All lines below containing "structured" are to be listed.

Data entries
⟨

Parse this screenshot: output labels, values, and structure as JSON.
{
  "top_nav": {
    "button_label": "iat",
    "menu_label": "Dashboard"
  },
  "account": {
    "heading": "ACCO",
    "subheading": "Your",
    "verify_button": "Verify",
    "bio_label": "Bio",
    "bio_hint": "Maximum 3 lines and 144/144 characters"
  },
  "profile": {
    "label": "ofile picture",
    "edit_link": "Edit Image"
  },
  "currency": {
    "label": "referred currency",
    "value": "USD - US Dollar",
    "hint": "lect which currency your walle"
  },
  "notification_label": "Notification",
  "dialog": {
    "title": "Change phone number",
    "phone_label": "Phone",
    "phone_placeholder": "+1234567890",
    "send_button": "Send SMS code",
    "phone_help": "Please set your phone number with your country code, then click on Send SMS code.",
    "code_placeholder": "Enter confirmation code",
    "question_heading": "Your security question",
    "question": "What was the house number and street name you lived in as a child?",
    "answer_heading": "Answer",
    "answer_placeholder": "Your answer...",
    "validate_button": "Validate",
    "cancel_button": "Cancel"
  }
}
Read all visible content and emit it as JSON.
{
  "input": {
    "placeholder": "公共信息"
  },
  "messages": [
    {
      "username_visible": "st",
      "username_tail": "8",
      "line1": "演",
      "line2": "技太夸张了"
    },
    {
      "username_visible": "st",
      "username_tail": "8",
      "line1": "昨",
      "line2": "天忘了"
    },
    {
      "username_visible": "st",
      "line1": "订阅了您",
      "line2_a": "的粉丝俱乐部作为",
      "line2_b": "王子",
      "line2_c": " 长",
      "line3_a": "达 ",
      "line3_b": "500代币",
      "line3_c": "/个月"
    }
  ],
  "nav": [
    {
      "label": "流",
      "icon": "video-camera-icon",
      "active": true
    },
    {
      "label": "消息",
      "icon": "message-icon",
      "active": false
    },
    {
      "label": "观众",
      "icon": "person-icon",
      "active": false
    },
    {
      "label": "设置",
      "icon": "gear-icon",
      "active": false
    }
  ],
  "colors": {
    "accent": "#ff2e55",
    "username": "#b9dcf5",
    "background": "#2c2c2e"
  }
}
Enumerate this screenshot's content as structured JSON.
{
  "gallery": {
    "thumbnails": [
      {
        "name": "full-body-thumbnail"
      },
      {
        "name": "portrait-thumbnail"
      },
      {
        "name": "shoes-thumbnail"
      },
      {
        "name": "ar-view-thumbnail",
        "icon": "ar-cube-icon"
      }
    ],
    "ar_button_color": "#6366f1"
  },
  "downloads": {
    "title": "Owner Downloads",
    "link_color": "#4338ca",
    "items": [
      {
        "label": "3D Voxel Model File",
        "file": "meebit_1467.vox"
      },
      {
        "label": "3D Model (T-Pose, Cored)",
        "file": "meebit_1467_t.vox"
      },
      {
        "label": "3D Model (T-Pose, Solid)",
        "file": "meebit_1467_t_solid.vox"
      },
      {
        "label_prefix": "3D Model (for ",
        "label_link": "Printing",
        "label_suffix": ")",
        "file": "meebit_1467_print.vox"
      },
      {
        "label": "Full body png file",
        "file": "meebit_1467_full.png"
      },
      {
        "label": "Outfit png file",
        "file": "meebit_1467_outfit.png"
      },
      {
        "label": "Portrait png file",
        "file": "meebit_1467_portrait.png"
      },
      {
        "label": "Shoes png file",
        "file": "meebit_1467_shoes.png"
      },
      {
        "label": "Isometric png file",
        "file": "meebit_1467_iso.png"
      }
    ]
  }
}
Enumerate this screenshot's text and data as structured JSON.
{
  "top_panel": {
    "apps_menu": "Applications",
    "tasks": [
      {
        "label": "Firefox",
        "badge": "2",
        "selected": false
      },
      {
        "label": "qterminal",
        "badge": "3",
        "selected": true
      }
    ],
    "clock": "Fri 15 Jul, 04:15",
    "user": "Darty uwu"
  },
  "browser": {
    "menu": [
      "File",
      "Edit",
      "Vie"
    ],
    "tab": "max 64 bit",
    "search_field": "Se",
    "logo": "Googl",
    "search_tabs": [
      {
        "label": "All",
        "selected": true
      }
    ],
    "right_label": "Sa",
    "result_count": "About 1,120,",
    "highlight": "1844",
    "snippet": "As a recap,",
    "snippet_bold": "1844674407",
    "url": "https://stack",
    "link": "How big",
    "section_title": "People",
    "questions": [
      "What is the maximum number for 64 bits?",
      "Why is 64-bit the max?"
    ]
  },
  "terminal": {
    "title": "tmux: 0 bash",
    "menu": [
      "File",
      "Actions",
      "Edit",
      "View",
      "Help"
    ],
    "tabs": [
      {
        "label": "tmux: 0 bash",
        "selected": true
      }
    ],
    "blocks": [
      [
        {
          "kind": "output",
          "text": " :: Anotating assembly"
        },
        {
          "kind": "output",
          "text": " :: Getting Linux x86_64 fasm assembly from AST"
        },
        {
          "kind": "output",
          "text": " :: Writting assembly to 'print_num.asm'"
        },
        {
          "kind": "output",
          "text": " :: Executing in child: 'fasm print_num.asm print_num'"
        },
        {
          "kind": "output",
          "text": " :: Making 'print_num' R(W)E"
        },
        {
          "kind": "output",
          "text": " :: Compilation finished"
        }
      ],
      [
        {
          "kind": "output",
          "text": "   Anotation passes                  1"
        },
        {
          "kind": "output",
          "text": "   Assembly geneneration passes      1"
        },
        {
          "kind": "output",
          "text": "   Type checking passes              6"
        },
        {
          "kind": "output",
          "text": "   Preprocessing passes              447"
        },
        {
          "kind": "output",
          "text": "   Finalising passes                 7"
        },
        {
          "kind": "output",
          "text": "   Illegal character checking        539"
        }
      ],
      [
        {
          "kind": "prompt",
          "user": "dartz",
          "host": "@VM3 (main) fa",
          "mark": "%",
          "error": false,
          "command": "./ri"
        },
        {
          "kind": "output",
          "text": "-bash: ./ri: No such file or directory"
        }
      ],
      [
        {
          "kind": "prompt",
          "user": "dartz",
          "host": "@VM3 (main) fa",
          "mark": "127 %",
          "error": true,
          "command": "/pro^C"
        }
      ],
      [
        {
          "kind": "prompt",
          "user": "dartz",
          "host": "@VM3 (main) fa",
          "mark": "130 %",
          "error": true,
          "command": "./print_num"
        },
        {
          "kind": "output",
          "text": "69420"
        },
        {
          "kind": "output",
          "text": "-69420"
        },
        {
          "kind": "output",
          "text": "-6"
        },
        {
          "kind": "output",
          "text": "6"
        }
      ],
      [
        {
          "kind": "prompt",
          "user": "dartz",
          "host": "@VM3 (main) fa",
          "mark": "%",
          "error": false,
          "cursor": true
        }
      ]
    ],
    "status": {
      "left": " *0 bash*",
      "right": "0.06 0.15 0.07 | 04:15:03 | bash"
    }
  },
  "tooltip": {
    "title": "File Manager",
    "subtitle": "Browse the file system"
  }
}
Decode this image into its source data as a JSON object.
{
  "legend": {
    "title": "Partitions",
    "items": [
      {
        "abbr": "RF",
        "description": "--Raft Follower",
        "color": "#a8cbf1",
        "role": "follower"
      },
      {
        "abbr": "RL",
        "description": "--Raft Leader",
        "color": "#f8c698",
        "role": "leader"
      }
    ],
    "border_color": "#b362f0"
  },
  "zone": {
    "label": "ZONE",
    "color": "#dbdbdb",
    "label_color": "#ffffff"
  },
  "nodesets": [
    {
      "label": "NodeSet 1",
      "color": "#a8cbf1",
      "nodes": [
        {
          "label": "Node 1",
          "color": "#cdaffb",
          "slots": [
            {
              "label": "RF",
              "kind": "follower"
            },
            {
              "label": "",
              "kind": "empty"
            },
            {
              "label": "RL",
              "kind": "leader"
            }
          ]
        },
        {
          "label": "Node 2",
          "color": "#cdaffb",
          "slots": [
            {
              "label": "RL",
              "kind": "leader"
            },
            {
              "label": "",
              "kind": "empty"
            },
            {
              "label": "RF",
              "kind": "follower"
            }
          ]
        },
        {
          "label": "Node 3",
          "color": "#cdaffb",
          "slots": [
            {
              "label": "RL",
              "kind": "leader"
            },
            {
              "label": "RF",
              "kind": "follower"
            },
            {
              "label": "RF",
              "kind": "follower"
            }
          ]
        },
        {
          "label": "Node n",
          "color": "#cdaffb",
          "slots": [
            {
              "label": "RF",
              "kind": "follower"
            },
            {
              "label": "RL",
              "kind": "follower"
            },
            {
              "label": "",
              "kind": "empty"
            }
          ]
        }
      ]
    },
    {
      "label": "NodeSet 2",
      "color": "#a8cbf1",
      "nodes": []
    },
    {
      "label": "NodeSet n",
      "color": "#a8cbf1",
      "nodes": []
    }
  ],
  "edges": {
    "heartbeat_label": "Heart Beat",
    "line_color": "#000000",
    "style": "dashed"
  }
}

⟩

### WRITTEN SOLUTION
Enumerate this screenshot's content as structured JSON.
Enumerate this screenshot's text and data as structured JSON.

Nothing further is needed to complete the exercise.